Extracted data entries:
- Opening Delimiter -

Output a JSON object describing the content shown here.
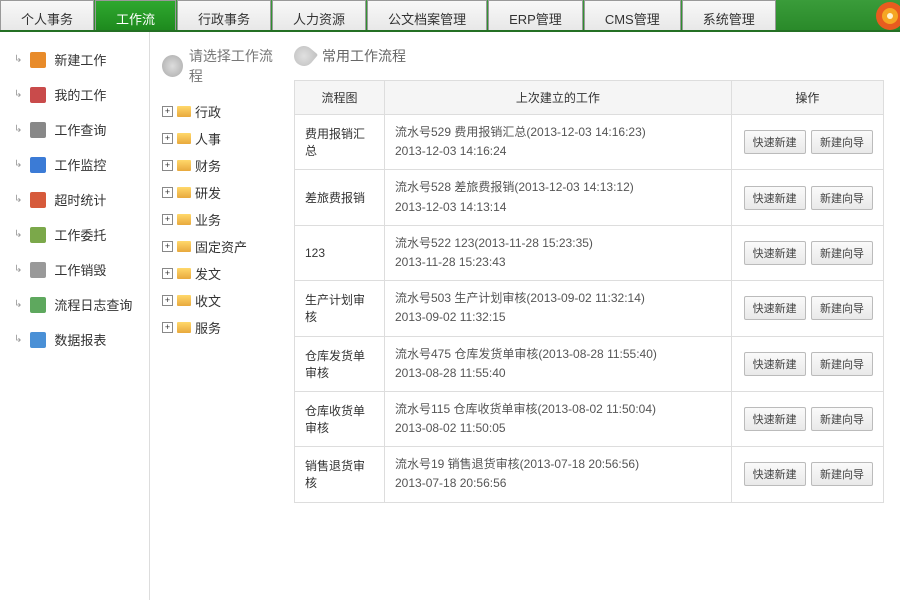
{
  "nav": {
    "tabs": [
      "个人事务",
      "工作流",
      "行政事务",
      "人力资源",
      "公文档案管理",
      "ERP管理",
      "CMS管理",
      "系统管理"
    ],
    "active": 1
  },
  "sidebar": {
    "items": [
      {
        "label": "新建工作",
        "color": "#e88b2a"
      },
      {
        "label": "我的工作",
        "color": "#c94b4b"
      },
      {
        "label": "工作查询",
        "color": "#888"
      },
      {
        "label": "工作监控",
        "color": "#3b7bd6"
      },
      {
        "label": "超时统计",
        "color": "#d65a3b"
      },
      {
        "label": "工作委托",
        "color": "#7ba84a"
      },
      {
        "label": "工作销毁",
        "color": "#999"
      },
      {
        "label": "流程日志查询",
        "color": "#5ea85e"
      },
      {
        "label": "数据报表",
        "color": "#4a90d6"
      }
    ]
  },
  "tree": {
    "title": "请选择工作流程",
    "nodes": [
      "行政",
      "人事",
      "财务",
      "研发",
      "业务",
      "固定资产",
      "发文",
      "收文",
      "服务"
    ]
  },
  "panel": {
    "title": "常用工作流程",
    "columns": {
      "flow": "流程图",
      "last": "上次建立的工作",
      "ops": "操作"
    },
    "btn_quick": "快速新建",
    "btn_wizard": "新建向导",
    "rows": [
      {
        "name": "费用报销汇总",
        "line1": "流水号529 费用报销汇总(2013-12-03 14:16:23)",
        "line2": "2013-12-03 14:16:24"
      },
      {
        "name": "差旅费报销",
        "line1": "流水号528 差旅费报销(2013-12-03 14:13:12)",
        "line2": "2013-12-03 14:13:14"
      },
      {
        "name": "123",
        "line1": "流水号522 123(2013-11-28 15:23:35)",
        "line2": "2013-11-28 15:23:43"
      },
      {
        "name": "生产计划审核",
        "line1": "流水号503 生产计划审核(2013-09-02 11:32:14)",
        "line2": "2013-09-02 11:32:15"
      },
      {
        "name": "仓库发货单审核",
        "line1": "流水号475 仓库发货单审核(2013-08-28 11:55:40)",
        "line2": "2013-08-28 11:55:40"
      },
      {
        "name": "仓库收货单审核",
        "line1": "流水号115 仓库收货单审核(2013-08-02 11:50:04)",
        "line2": "2013-08-02 11:50:05"
      },
      {
        "name": "销售退货审核",
        "line1": "流水号19 销售退货审核(2013-07-18 20:56:56)",
        "line2": "2013-07-18 20:56:56"
      }
    ]
  }
}
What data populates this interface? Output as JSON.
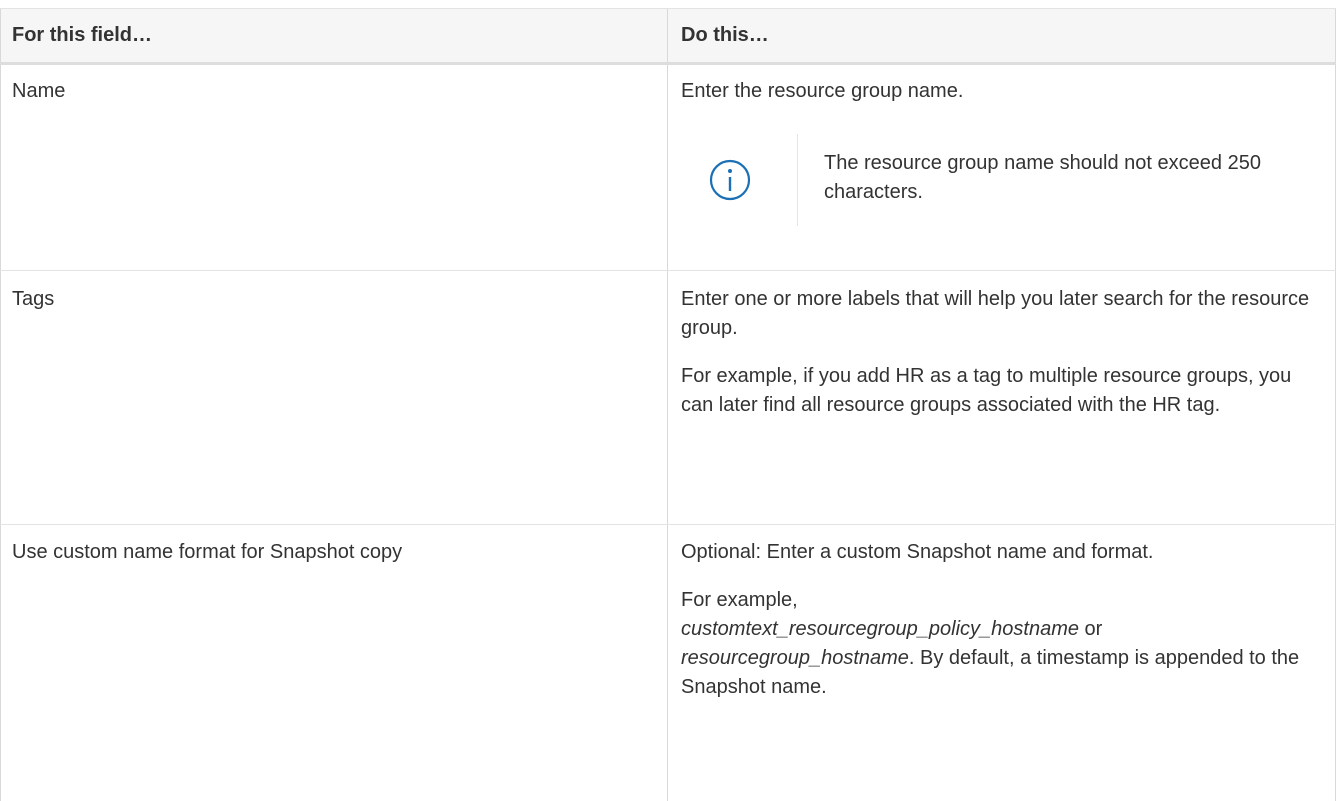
{
  "table": {
    "headers": [
      "For this field…",
      "Do this…"
    ],
    "rows": [
      {
        "field": "Name",
        "paragraphs": [
          "Enter the resource group name."
        ],
        "note": "The resource group name should not exceed 250 characters."
      },
      {
        "field": "Tags",
        "paragraphs": [
          "Enter one or more labels that will help you later search for the resource group.",
          "For example, if you add HR as a tag to multiple resource groups, you can later find all resource groups associated with the HR tag."
        ]
      },
      {
        "field": "Use custom name format for Snapshot copy",
        "paragraphs": [
          "Optional: Enter a custom Snapshot name and format."
        ],
        "example": {
          "lead": "For example,",
          "code1": "customtext_resourcegroup_policy_hostname",
          "joiner": " or",
          "code2": "resourcegroup_hostname",
          "tail": ". By default, a timestamp is appended to the Snapshot name."
        }
      }
    ]
  },
  "colors": {
    "border": "#d9d9d9",
    "header_bg": "#f6f6f6",
    "text": "#333333",
    "icon": "#1a6fb5"
  },
  "icons": {
    "note": "info-icon"
  }
}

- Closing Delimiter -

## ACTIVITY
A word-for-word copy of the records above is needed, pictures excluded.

## EXERCISE RESULT
Output a JSON object describing the content shown here.
{
  "nav": {
    "tabs": [
      "个人事务",
      "工作流",
      "行政事务",
      "人力资源",
      "公文档案管理",
      "ERP管理",
      "CMS管理",
      "系统管理"
    ],
    "active": 1
  },
  "sidebar": {
    "items": [
      {
        "label": "新建工作",
        "color": "#e88b2a"
      },
      {
        "label": "我的工作",
        "color": "#c94b4b"
      },
      {
        "label": "工作查询",
        "color": "#888"
      },
      {
        "label": "工作监控",
        "color": "#3b7bd6"
      },
      {
        "label": "超时统计",
        "color": "#d65a3b"
      },
      {
        "label": "工作委托",
        "color": "#7ba84a"
      },
      {
        "label": "工作销毁",
        "color": "#999"
      },
      {
        "label": "流程日志查询",
        "color": "#5ea85e"
      },
      {
        "label": "数据报表",
        "color": "#4a90d6"
      }
    ]
  },
  "tree": {
    "title": "请选择工作流程",
    "nodes": [
      "行政",
      "人事",
      "财务",
      "研发",
      "业务",
      "固定资产",
      "发文",
      "收文",
      "服务"
    ]
  },
  "panel": {
    "title": "常用工作流程",
    "columns": {
      "flow": "流程图",
      "last": "上次建立的工作",
      "ops": "操作"
    },
    "btn_quick": "快速新建",
    "btn_wizard": "新建向导",
    "rows": [
      {
        "name": "费用报销汇总",
        "line1": "流水号529 费用报销汇总(2013-12-03 14:16:23)",
        "line2": "2013-12-03 14:16:24"
      },
      {
        "name": "差旅费报销",
        "line1": "流水号528 差旅费报销(2013-12-03 14:13:12)",
        "line2": "2013-12-03 14:13:14"
      },
      {
        "name": "123",
        "line1": "流水号522 123(2013-11-28 15:23:35)",
        "line2": "2013-11-28 15:23:43"
      },
      {
        "name": "生产计划审核",
        "line1": "流水号503 生产计划审核(2013-09-02 11:32:14)",
        "line2": "2013-09-02 11:32:15"
      },
      {
        "name": "仓库发货单审核",
        "line1": "流水号475 仓库发货单审核(2013-08-28 11:55:40)",
        "line2": "2013-08-28 11:55:40"
      },
      {
        "name": "仓库收货单审核",
        "line1": "流水号115 仓库收货单审核(2013-08-02 11:50:04)",
        "line2": "2013-08-02 11:50:05"
      },
      {
        "name": "销售退货审核",
        "line1": "流水号19 销售退货审核(2013-07-18 20:56:56)",
        "line2": "2013-07-18 20:56:56"
      }
    ]
  }
}
What data populates this interface? Output as JSON.
{
  "table": {
    "headers": [
      "For this field…",
      "Do this…"
    ],
    "rows": [
      {
        "field": "Name",
        "paragraphs": [
          "Enter the resource group name."
        ],
        "note": "The resource group name should not exceed 250 characters."
      },
      {
        "field": "Tags",
        "paragraphs": [
          "Enter one or more labels that will help you later search for the resource group.",
          "For example, if you add HR as a tag to multiple resource groups, you can later find all resource groups associated with the HR tag."
        ]
      },
      {
        "field": "Use custom name format for Snapshot copy",
        "paragraphs": [
          "Optional: Enter a custom Snapshot name and format."
        ],
        "example": {
          "lead": "For example,",
          "code1": "customtext_resourcegroup_policy_hostname",
          "joiner": " or",
          "code2": "resourcegroup_hostname",
          "tail": ". By default, a timestamp is appended to the Snapshot name."
        }
      }
    ]
  },
  "colors": {
    "border": "#d9d9d9",
    "header_bg": "#f6f6f6",
    "text": "#333333",
    "icon": "#1a6fb5"
  },
  "icons": {
    "note": "info-icon"
  }
}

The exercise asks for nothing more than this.